Value Investors Tell Stories about Value?
Yet every projection rests on two assumptions:
- First, great companies make money and grow predictably
- Second, an over- or undervalued stock price will eventually correct to the true underlying value of the company
Over time, these assumptions hold up pretty well.
Though all of this may sound complicated, an hour of research or less can help you answer "is this a good stock to buy right now?" for most of the stocks out there, especially if you've narrowed down your choices to three or four good possibilities. In an afternoon you can decide what you really should buy. Here's where your story lines come in.
What's a Stock's Story?
The stock's story is simple. You have to answer one question. How will the company make more money?
To answer that, you have to learn a few things about the company's business. What does it sell? Who are its customers? How often do they buy? How much work is it to get new customers or to keep existing customers?
What's the market for the product or service? Is that market growing or shrinking? Are there similar markets to enter or leave?
How much competition does the company have? Is it easy for competitors to enter the marketplace? What advantage does the company have over competition? (A brand name, expensive factory, important people or inventions that are difficult to reproduce, prime real estate.)
How much further can the company grow? How much does it cost to expand? A small company can double in size much more easily and quickly than a huge company; that's why stocks like Facebook have limited growth potential compared to plucky little startups.
Are there any obstacles in the way of growth? (Regulatory issues, management scandals, risky ventures.)
Who manages the business? How long have they been there? What's their background? Where were they before? What's their philosophy?
When Should You Buy a Stock?
If you've done your homework and found a storyline to explain how the company will produce real value, your last task is to determine whether your story is plausible. Can the company really meet your expectations over the next five or ten years? What could go wrong? What has to go right? You don't have to predict the future in complete detail, but your story needs to hold together.
If at any point you start seeing red flags and think "Wow, this is starting to seem unlikely", stop and move on. You're the only person you have to convince. If you don't understand the strategy and plan and if you're not comfortable with it, don't invest. There will be other stocks. There are always good opportunities for the patient.
The story doesn't have to give you complete confidence that the company will do exactly as you expect, right down to the penny. Stocks go up. Stocks go down. In the short term anything can happen—but you want to buy into a good business with great potential.

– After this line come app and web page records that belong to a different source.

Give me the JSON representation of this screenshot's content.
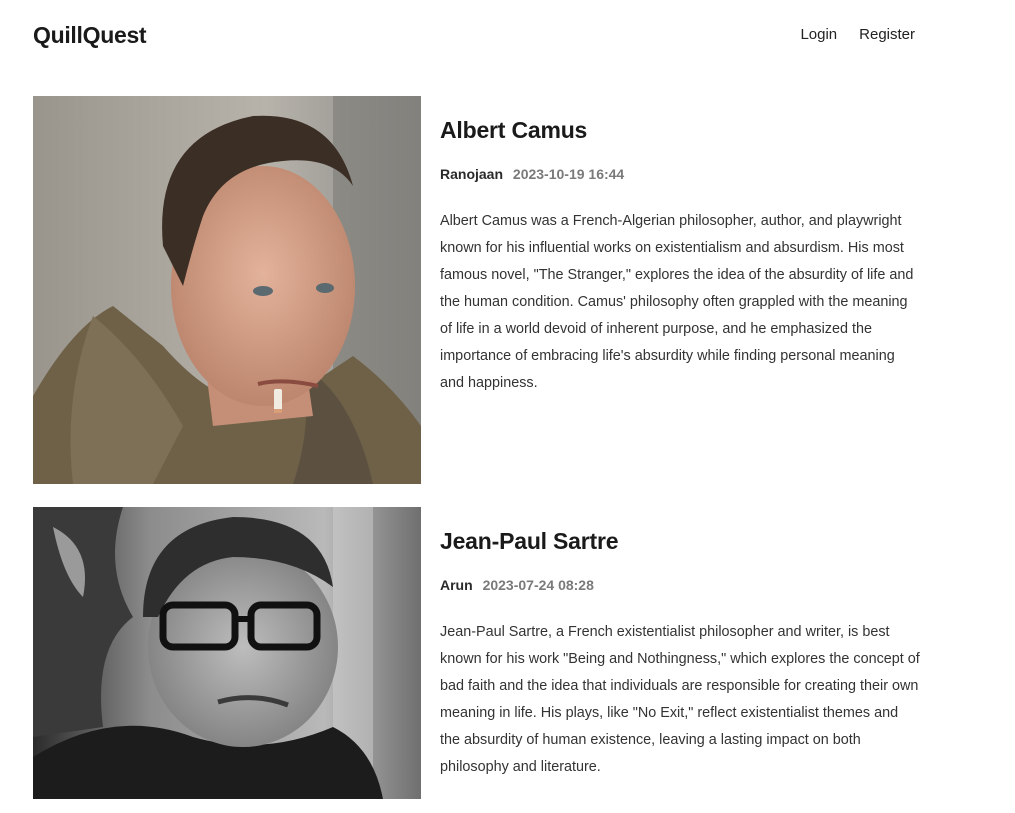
{
  "header": {
    "logo": "QuillQuest",
    "nav": {
      "login": "Login",
      "register": "Register"
    }
  },
  "posts": [
    {
      "title": "Albert Camus",
      "author": "Ranojaan",
      "date": "2023-10-19 16:44",
      "excerpt": "Albert Camus was a French-Algerian philosopher, author, and playwright known for his influential works on existentialism and absurdism. His most famous novel, \"The Stranger,\" explores the idea of the absurdity of life and the human condition. Camus' philosophy often grappled with the meaning of life in a world devoid of inherent purpose, and he emphasized the importance of embracing life's absurdity while finding personal meaning and happiness."
    },
    {
      "title": "Jean-Paul Sartre",
      "author": "Arun",
      "date": "2023-07-24 08:28",
      "excerpt": "Jean-Paul Sartre, a French existentialist philosopher and writer, is best known for his work \"Being and Nothingness,\" which explores the concept of bad faith and the idea that individuals are responsible for creating their own meaning in life. His plays, like \"No Exit,\" reflect existentialist themes and the absurdity of human existence, leaving a lasting impact on both philosophy and literature."
    }
  ]
}
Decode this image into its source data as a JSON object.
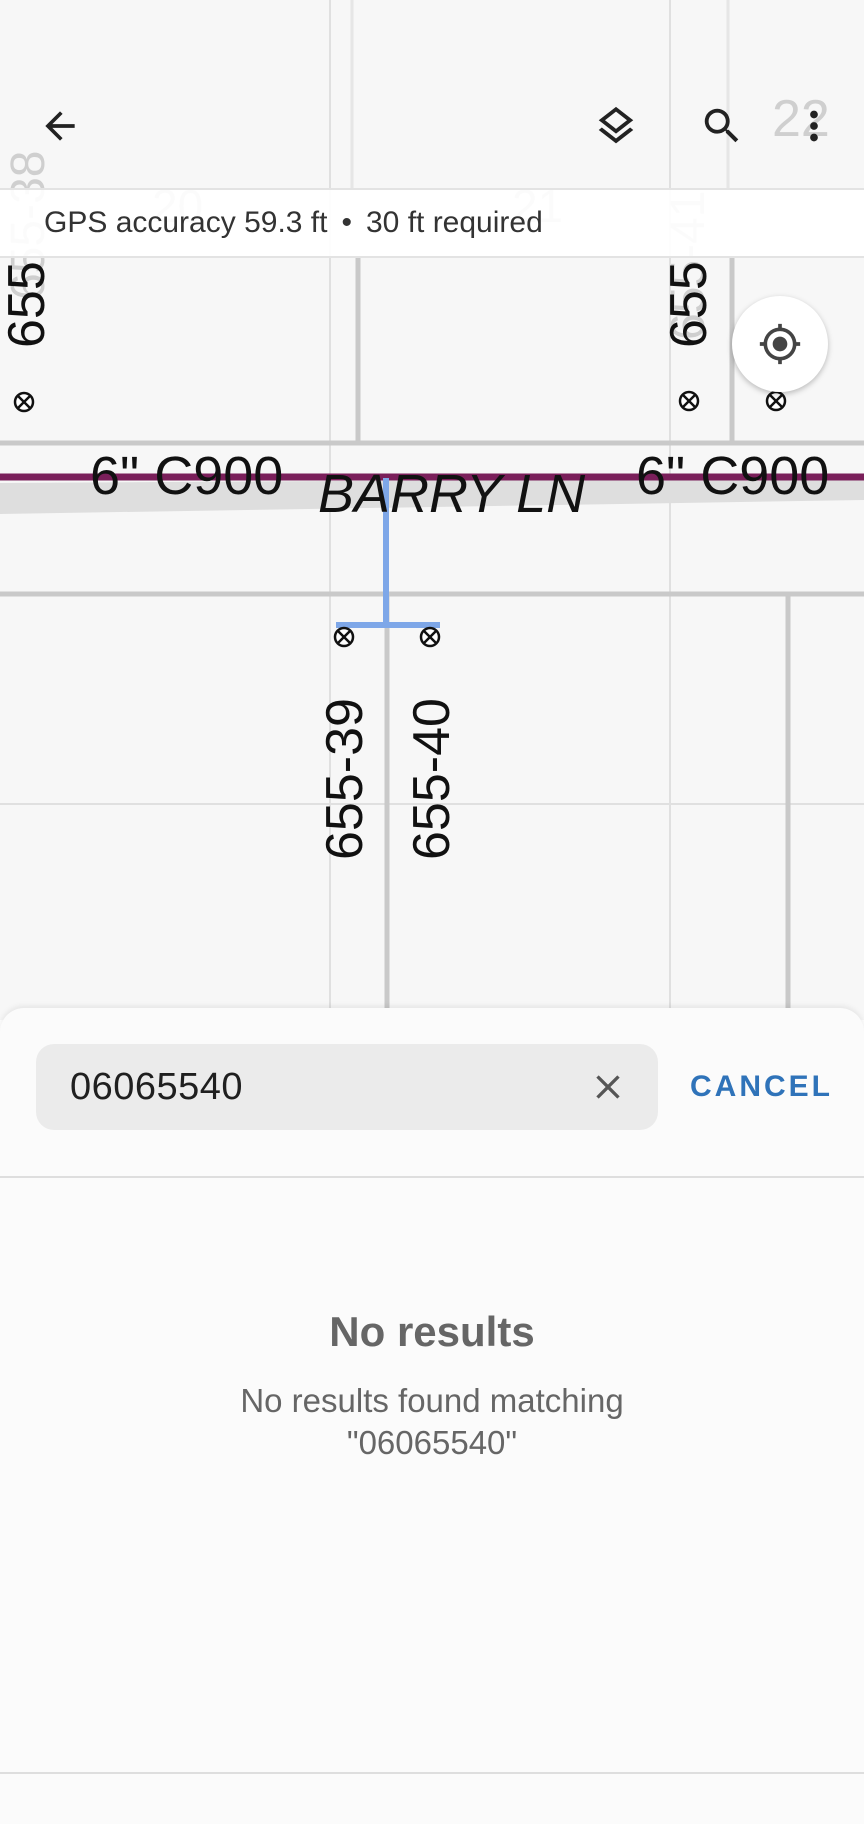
{
  "map": {
    "main_labels": {
      "pipe_left": "6\" C900",
      "pipe_right": "6\" C900",
      "street": "BARRY LN",
      "parcel_left_top": "655",
      "parcel_right_top": "655",
      "parcel_39": "655-39",
      "parcel_40": "655-40"
    },
    "faint_labels": {
      "left_top": "655-38",
      "mid_20": "20",
      "mid_21": "21",
      "right_top": "655-41",
      "corner_22": "22"
    }
  },
  "toolbar": {
    "back_icon": "arrow-left-icon",
    "layers_icon": "layers-icon",
    "search_icon": "search-icon",
    "more_icon": "more-vertical-icon"
  },
  "gps": {
    "accuracy": "GPS accuracy 59.3 ft",
    "separator": "•",
    "required": "30 ft required"
  },
  "locate_icon": "crosshair-icon",
  "search": {
    "query": "06065540",
    "clear_icon": "close-icon",
    "cancel_label": "CANCEL"
  },
  "results": {
    "title": "No results",
    "message": "No results found matching \"06065540\""
  },
  "colors": {
    "main_pipe": "#7a1f5a",
    "service_line": "#7ea7e8",
    "accent": "#2f73b9"
  }
}
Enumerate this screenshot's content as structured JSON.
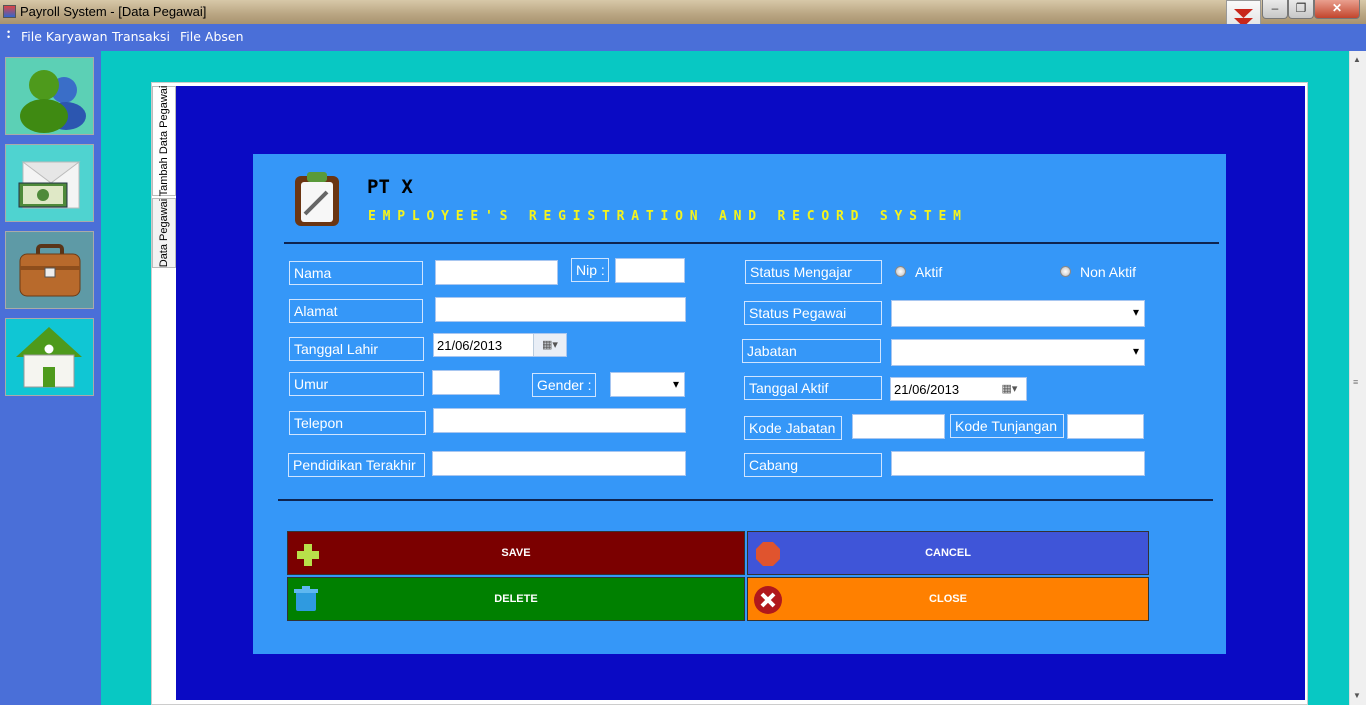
{
  "window": {
    "title": "Payroll System - [Data Pegawai]",
    "minimize": "–",
    "restore": "❐",
    "close": "✕"
  },
  "menu": [
    "File Karyawan",
    "Transaksi",
    "File Absen"
  ],
  "nav_icons": [
    "users-icon",
    "money-envelope-icon",
    "briefcase-icon",
    "home-icon"
  ],
  "tabs": [
    "Tambah Data Pegawai",
    "Data Pegawai"
  ],
  "header": {
    "company": "PT X",
    "subtitle": "EMPLOYEE'S REGISTRATION AND RECORD SYSTEM"
  },
  "form_left": {
    "nama": "Nama",
    "nip": "Nip :",
    "alamat": "Alamat",
    "tanggal_lahir": "Tanggal Lahir",
    "tanggal_lahir_value": "21/06/2013",
    "umur": "Umur",
    "gender": "Gender :",
    "telepon": "Telepon",
    "pendidikan": "Pendidikan Terakhir"
  },
  "form_right": {
    "status_mengajar": "Status Mengajar",
    "aktif": "Aktif",
    "non_aktif": "Non Aktif",
    "status_pegawai": "Status Pegawai",
    "jabatan": "Jabatan",
    "tanggal_aktif": "Tanggal Aktif",
    "tanggal_aktif_value": "21/06/2013",
    "kode_jabatan": "Kode Jabatan",
    "kode_tunjangan": "Kode Tunjangan",
    "cabang": "Cabang"
  },
  "buttons": {
    "save": "SAVE",
    "cancel": "CANCEL",
    "delete": "DELETE",
    "close": "CLOSE"
  },
  "colors": {
    "save": "#7b0000",
    "cancel": "#3f55d8",
    "delete": "#008000",
    "close": "#ff8000",
    "panel": "#3597f8",
    "pane": "#0a0ac4",
    "mdi": "#08c8c3"
  }
}
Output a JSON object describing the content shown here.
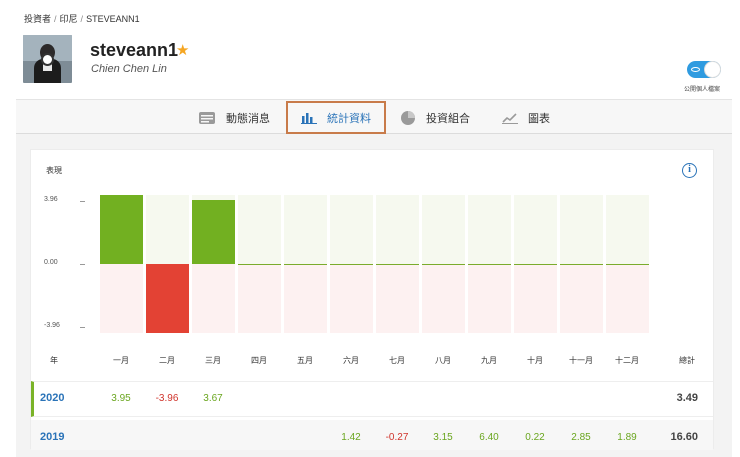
{
  "breadcrumb": [
    "投資者",
    "印尼",
    "STEVEANN1"
  ],
  "profile": {
    "username": "steveann1",
    "real_name": "Chien Chen Lin",
    "star_icon": "star-icon",
    "star_color": "#f5a623"
  },
  "privacy_toggle": {
    "label": "公開個人檔案",
    "on": true,
    "color": "#2f9be0"
  },
  "tabs": [
    {
      "label": "動態消息",
      "icon": "news-feed-icon",
      "active": false
    },
    {
      "label": "統計資料",
      "icon": "bar-chart-icon",
      "active": true
    },
    {
      "label": "投資組合",
      "icon": "pie-chart-icon",
      "active": false
    },
    {
      "label": "圖表",
      "icon": "line-chart-icon",
      "active": false
    }
  ],
  "performance": {
    "title": "表現",
    "year_header": "年",
    "total_header": "總計",
    "rows": [
      {
        "year": "2020",
        "values": [
          "3.95",
          "-3.96",
          "3.67",
          "",
          "",
          "",
          "",
          "",
          "",
          "",
          "",
          ""
        ],
        "total": "3.49"
      },
      {
        "year": "2019",
        "values": [
          "",
          "",
          "",
          "",
          "",
          "1.42",
          "-0.27",
          "3.15",
          "6.40",
          "0.22",
          "2.85",
          "1.89"
        ],
        "total": "16.60"
      }
    ]
  },
  "chart_data": {
    "type": "bar",
    "categories": [
      "一月",
      "二月",
      "三月",
      "四月",
      "五月",
      "六月",
      "七月",
      "八月",
      "九月",
      "十月",
      "十一月",
      "十二月"
    ],
    "values": [
      3.95,
      -3.96,
      3.67,
      0,
      0,
      0,
      0,
      0,
      0,
      0,
      0,
      0
    ],
    "ylim": [
      -3.96,
      3.96
    ],
    "yticks": [
      "3.96",
      "0.00",
      "-3.96"
    ],
    "positive_color": "#72b021",
    "negative_color": "#e34234"
  }
}
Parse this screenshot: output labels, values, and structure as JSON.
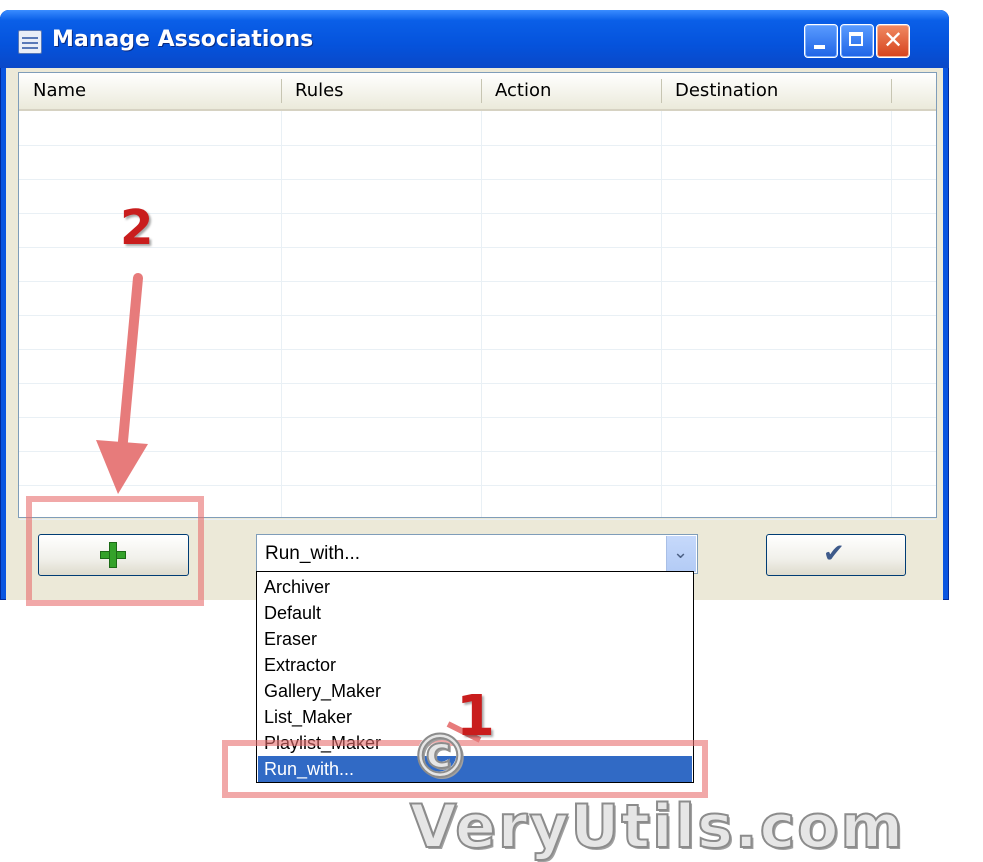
{
  "window": {
    "title": "Manage Associations",
    "controls": [
      "minimize-icon",
      "maximize-icon",
      "close-icon"
    ],
    "close_glyph": "✕"
  },
  "list": {
    "columns": [
      "Name",
      "Rules",
      "Action",
      "Destination"
    ]
  },
  "buttons": {
    "add_icon": "plus-icon",
    "confirm_icon": "checkmark-icon",
    "confirm_glyph": "✔"
  },
  "combo": {
    "value": "Run_with...",
    "arrow_glyph": "⌄",
    "options": [
      "Archiver",
      "Default",
      "Eraser",
      "Extractor",
      "Gallery_Maker",
      "List_Maker",
      "Playlist_Maker",
      "Run_with..."
    ],
    "selected": "Run_with..."
  },
  "annotations": {
    "step1": "1",
    "step2": "2",
    "watermark": "© VeryUtils.com"
  },
  "colors": {
    "titlebar": "#0553dc",
    "selection": "#316ac5",
    "annotation": "#c91d1d",
    "add_icon": "#34a22a"
  }
}
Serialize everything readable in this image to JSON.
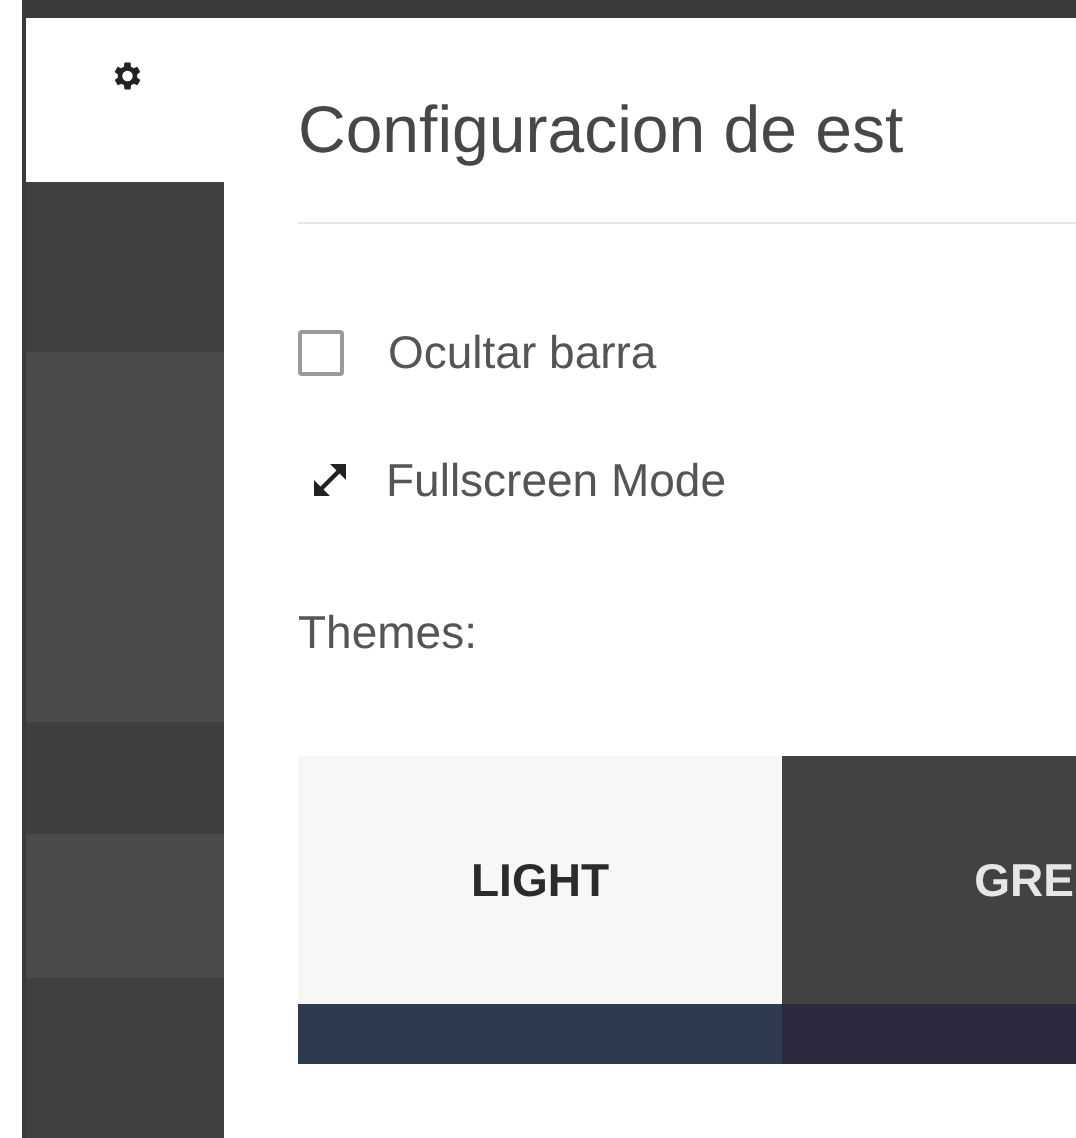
{
  "sidebar": {
    "bands": [
      {
        "color": "#404040"
      },
      {
        "color": "#4a4a4a"
      },
      {
        "color": "#3f3f3f"
      },
      {
        "color": "#4a4a4a"
      },
      {
        "color": "#404040"
      }
    ]
  },
  "panel": {
    "title": "Configuracion de est",
    "options": [
      {
        "kind": "checkbox",
        "label": "Ocultar barra",
        "checked": false
      },
      {
        "kind": "action",
        "label": "Fullscreen Mode"
      }
    ],
    "themes_label": "Themes:",
    "themes": [
      {
        "label": "LIGHT",
        "color": "#f7f7f7"
      },
      {
        "label": "GRE",
        "color": "#424242"
      }
    ],
    "themes_next_row": [
      {
        "color": "#2e3b4e"
      },
      {
        "color": "#2b2a3e"
      }
    ]
  }
}
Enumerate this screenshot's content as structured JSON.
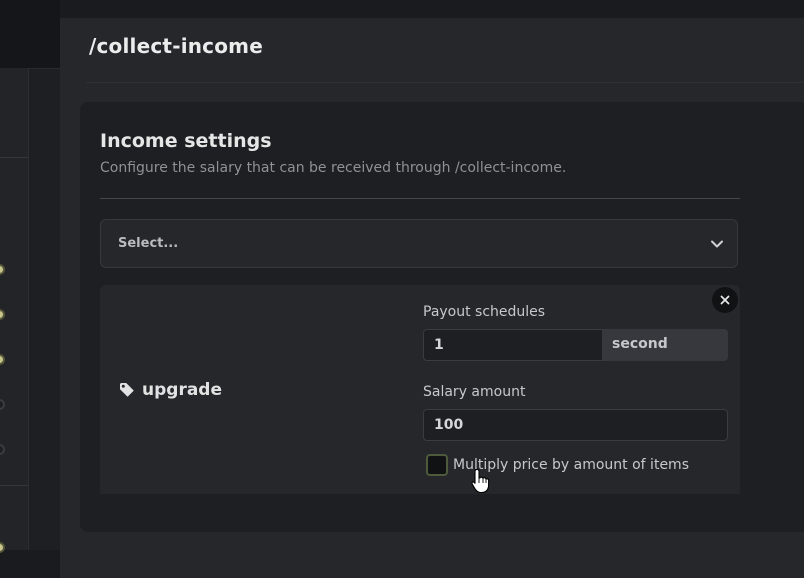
{
  "panel": {
    "title": "/collect-income"
  },
  "income_settings": {
    "title": "Income settings",
    "description": "Configure the salary that can be received through /collect-income."
  },
  "select": {
    "placeholder": "Select...",
    "icon": "chevron-down-icon"
  },
  "item": {
    "icon": "tag-icon",
    "name": "upgrade",
    "remove_icon": "close-icon",
    "payout_label": "Payout schedules",
    "payout_value": "1",
    "payout_unit": "second",
    "salary_label": "Salary amount",
    "salary_value": "100",
    "multiply_label": "Multiply price by amount of items",
    "multiply_checked": false
  },
  "colors": {
    "background": "#1a1b1e",
    "panel": "#26272b",
    "card": "#1e1f22",
    "text": "#e6e6e6",
    "muted": "#8e9196",
    "toggle_on": "#c8c68a"
  }
}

After all, you're buying part of a business. You want a business you understand, a business that can grow, and a business that will make real money. Those are the stocks to buy.